If you regularly follow the financial markets, it’s hard to ignore the growth generated by the FAANG stocks (Facebook, Apple, Amazon, Netflix, Google). When you look more closely at the “ANG” part of this quintet, it’s not hard to see how continuous delivery and rapid creation of customer value and corporate growth go hand in hand (see Figure 1). Amazon deploys more than 50 million times a year, Netflix deploys more than 4,000 times a day, and Google’s cleaned-up version of Borg, Kubernetes, is on its way to becoming the de facto standard that leading businesses use to agilely build and release digital transformation experiences.
While correlation doesn’t necessarily imply causation, in these cases there are strong links between continuous delivery capability and delivering customer-obsessed values. The key to successful customer obsession execution is not to limit continuous delivery to your IT or product team, as is the norm today, but learning from the FAANGs to broaden this work model across your company. Continuous delivery means being prepared for fast incremental delivery of your conclusions about what new values and innovations will work best for your customers. And you must be prepared to be wrong and respond fast with incremental iterations to improve the alignment based on customer feedback.
Netflix CEO Reed Hastings summed this up well in his comments about entering international markets in 2015: “We realized we learned best by getting in the market and then learning, even if we’re less than perfect. Brazil is the best example. We started [there] four years ago. At first it was very slow growth, but because we were in the market talking to our members who had issues with the service, we could get those things fixed, and we learned faster.”
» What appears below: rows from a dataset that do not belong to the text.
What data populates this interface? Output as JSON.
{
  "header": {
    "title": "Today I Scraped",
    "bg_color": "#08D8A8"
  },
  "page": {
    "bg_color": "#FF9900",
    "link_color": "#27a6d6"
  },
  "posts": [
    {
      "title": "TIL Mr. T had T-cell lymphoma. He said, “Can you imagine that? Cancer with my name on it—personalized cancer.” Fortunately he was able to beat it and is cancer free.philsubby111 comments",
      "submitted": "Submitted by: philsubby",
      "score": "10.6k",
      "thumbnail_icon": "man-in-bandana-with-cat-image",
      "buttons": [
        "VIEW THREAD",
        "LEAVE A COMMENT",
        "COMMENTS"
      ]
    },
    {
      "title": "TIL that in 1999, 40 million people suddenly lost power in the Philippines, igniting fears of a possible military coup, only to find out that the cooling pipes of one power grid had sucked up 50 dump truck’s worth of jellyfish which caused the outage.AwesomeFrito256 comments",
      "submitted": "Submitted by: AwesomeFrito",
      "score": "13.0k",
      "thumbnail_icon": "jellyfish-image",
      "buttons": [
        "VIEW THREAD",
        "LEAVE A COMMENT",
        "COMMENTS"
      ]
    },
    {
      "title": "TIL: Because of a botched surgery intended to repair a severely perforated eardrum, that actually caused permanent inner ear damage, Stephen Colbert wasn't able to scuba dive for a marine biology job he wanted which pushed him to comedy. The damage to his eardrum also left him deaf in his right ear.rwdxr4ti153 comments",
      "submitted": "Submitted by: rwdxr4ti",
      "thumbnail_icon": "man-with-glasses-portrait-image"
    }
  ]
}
And at Amazon, continuous delivery supports a “Working Backwards” product development process, in which product managers harvest customer input on what services are needed and then work with teams to build and revise them.
As more executives realize continuous delivery is an enabler of digital growth, we’re seeing traditional IT, marketing, and customer engagement organizations embrace and scale Agile practices, as well. And as the examples above indicate, driving value with continuous delivery is about more than just building and releasing software fast. Product managers must harvest customer feedback, and customer experience professionals need to design effective user experiences and define how to measure successful customer engagement. Security professionals must ensure that Agile deployments are safe and reliable from the start. The bottom line: Multiple organizations and many roles must collaborate well to enable continuous delivery at an organizationwide scale.
CIOs and CMOs who seek to enable a culture of continuous delivery have their work cut out for them. Selecting tools and getting them up and running is the easy part, and there are many options available (including great open source tools). The bigger challenges come from connecting organizations that are used to working in silos. Cross-functional, co-located teams organized around products and services is a proven way to start breaking down cultural and organizational barriers that limit delivery speed. Refactoring application architectures to improve modularity and reduce dependencies doesn’t happen overnight either, but it’s a requirement for increasing release speed. The good news is that when done right, the work CIOs face in adapting applications to cloud-native architectures will also help increase system modularity and set the stage for better continuous delivery. Product-centric teams can “work backward” like Amazon, use minimum viable product approaches like Netflix, build on containers like Google, and steadily increase their maturity and resilience.
Figure 1: Comparing The “ANG” In FAANG To The S&P 500